  10. 10. Note A separate article will treat consonant clusters in Proto-Chinese. Here it suffices to note that the sound/concept correlations presented in this article pertain to the clusters as well.
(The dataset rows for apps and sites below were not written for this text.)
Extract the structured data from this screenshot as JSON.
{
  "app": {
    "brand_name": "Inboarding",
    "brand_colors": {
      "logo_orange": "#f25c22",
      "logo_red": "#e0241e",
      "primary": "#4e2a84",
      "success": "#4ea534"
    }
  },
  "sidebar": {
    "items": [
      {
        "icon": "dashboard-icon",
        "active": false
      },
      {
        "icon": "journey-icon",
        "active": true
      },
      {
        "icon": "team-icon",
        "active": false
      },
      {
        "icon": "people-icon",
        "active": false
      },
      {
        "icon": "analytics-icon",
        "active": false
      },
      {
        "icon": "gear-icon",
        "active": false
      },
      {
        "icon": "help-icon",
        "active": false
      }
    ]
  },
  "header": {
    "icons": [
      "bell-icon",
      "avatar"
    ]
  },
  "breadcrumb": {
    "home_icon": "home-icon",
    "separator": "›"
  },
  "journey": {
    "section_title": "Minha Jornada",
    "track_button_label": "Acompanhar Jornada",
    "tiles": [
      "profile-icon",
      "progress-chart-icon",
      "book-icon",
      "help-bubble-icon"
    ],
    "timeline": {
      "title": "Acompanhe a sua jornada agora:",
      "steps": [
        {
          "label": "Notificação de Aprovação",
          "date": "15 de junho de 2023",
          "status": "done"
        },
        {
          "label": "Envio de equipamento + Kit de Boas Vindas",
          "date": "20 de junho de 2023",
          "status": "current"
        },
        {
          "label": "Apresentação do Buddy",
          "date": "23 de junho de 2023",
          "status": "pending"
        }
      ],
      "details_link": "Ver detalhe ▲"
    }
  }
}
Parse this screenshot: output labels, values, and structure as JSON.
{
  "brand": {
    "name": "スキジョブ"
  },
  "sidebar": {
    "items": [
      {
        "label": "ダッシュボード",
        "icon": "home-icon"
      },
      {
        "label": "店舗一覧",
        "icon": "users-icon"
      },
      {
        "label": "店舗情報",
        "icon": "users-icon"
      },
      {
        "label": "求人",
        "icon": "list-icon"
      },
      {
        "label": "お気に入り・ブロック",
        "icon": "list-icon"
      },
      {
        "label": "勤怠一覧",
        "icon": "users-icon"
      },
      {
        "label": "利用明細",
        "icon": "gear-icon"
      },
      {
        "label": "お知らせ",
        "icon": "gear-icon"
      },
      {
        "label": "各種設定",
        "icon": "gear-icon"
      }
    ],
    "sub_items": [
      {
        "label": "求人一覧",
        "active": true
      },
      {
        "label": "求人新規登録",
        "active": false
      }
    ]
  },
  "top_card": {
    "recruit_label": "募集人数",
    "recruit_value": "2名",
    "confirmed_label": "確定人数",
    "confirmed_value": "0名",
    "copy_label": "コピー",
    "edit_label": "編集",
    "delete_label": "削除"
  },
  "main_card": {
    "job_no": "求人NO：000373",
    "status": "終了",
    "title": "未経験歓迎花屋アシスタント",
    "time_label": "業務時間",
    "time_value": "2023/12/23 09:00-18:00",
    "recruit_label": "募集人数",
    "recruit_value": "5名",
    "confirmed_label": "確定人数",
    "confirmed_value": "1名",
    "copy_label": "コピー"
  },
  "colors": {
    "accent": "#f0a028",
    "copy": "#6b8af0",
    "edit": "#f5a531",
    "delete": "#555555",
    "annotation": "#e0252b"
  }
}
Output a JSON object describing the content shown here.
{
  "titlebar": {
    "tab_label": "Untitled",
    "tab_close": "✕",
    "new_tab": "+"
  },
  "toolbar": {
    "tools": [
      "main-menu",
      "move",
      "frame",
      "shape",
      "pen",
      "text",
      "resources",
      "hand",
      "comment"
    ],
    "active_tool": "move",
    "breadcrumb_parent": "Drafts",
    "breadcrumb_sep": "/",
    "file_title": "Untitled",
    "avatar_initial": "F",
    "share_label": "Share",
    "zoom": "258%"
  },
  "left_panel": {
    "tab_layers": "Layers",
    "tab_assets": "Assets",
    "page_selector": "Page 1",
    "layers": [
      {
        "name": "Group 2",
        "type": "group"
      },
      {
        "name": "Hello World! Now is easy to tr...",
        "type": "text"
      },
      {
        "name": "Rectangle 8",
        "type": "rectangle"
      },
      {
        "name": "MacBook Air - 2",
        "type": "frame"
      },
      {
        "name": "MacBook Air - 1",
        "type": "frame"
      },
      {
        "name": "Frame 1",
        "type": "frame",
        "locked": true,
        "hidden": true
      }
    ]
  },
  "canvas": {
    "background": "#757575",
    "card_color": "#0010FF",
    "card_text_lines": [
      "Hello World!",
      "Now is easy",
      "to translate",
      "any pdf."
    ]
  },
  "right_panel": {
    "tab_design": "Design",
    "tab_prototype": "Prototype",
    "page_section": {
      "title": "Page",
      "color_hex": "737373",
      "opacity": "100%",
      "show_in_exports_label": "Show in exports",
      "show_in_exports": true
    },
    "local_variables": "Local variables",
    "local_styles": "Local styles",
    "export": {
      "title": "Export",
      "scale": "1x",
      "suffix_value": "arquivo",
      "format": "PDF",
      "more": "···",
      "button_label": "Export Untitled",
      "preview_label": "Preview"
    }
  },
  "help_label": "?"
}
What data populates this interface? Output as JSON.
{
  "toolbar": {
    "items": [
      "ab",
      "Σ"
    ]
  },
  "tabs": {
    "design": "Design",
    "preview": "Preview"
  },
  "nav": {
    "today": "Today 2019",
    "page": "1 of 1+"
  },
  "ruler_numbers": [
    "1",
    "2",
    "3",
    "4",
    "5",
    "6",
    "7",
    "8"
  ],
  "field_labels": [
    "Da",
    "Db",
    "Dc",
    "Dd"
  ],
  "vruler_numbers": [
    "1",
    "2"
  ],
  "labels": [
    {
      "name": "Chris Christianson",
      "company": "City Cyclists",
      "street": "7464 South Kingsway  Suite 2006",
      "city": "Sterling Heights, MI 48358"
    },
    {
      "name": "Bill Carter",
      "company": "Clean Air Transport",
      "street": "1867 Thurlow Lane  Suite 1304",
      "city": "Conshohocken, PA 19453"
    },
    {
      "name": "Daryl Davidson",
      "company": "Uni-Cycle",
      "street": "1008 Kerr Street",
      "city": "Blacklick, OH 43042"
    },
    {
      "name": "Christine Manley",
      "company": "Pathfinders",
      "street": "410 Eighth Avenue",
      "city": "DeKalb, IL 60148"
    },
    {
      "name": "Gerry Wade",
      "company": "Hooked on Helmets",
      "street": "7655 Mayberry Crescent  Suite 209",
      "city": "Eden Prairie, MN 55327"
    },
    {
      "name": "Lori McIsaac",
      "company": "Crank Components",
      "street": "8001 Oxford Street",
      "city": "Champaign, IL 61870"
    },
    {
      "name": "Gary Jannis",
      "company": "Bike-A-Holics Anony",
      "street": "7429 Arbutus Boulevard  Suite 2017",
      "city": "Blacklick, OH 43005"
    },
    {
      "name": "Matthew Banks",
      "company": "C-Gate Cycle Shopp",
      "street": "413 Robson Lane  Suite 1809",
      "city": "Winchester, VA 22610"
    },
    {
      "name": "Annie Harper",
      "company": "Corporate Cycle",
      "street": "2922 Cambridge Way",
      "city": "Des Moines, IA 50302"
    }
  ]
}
Supplement: Chart Term/Character Original Signification Abstract Signification Extended Signification Borrowed Signification Explanation *kuar 果 fruit result *sag 在 pile earth to cut off the flow of a river *kag 吾 converse first-person pronoun (homonymic replacement) *nan 然 dog meat roasting over a fire thus; however; as it is (homonymic replacement) *kag 夏 dancer whose face is covered by a mask summer dance performed in celebration of summer *tong 冬 food tied to a cord that winds about a peg winter season when preserved or stored food is consumed *nam 南 sprouts put into a hothouse for cultivation south direction associated with warmth, which hothouses were positioned to face *sar 西 nest in which chicks settle east sun settling into the earth as it sinks into the horizon result = "fruit" of effort be; exist; stay have solid existence, like a dam The same sort of transformations are at work for such fundamental terms as the natural numbers (一 二 三 四 五 ...) and for the (ancient, twelve-part) reckoning of time (子 丑 寅 卯 辰 ...). © 2014 Lawrence J. Howell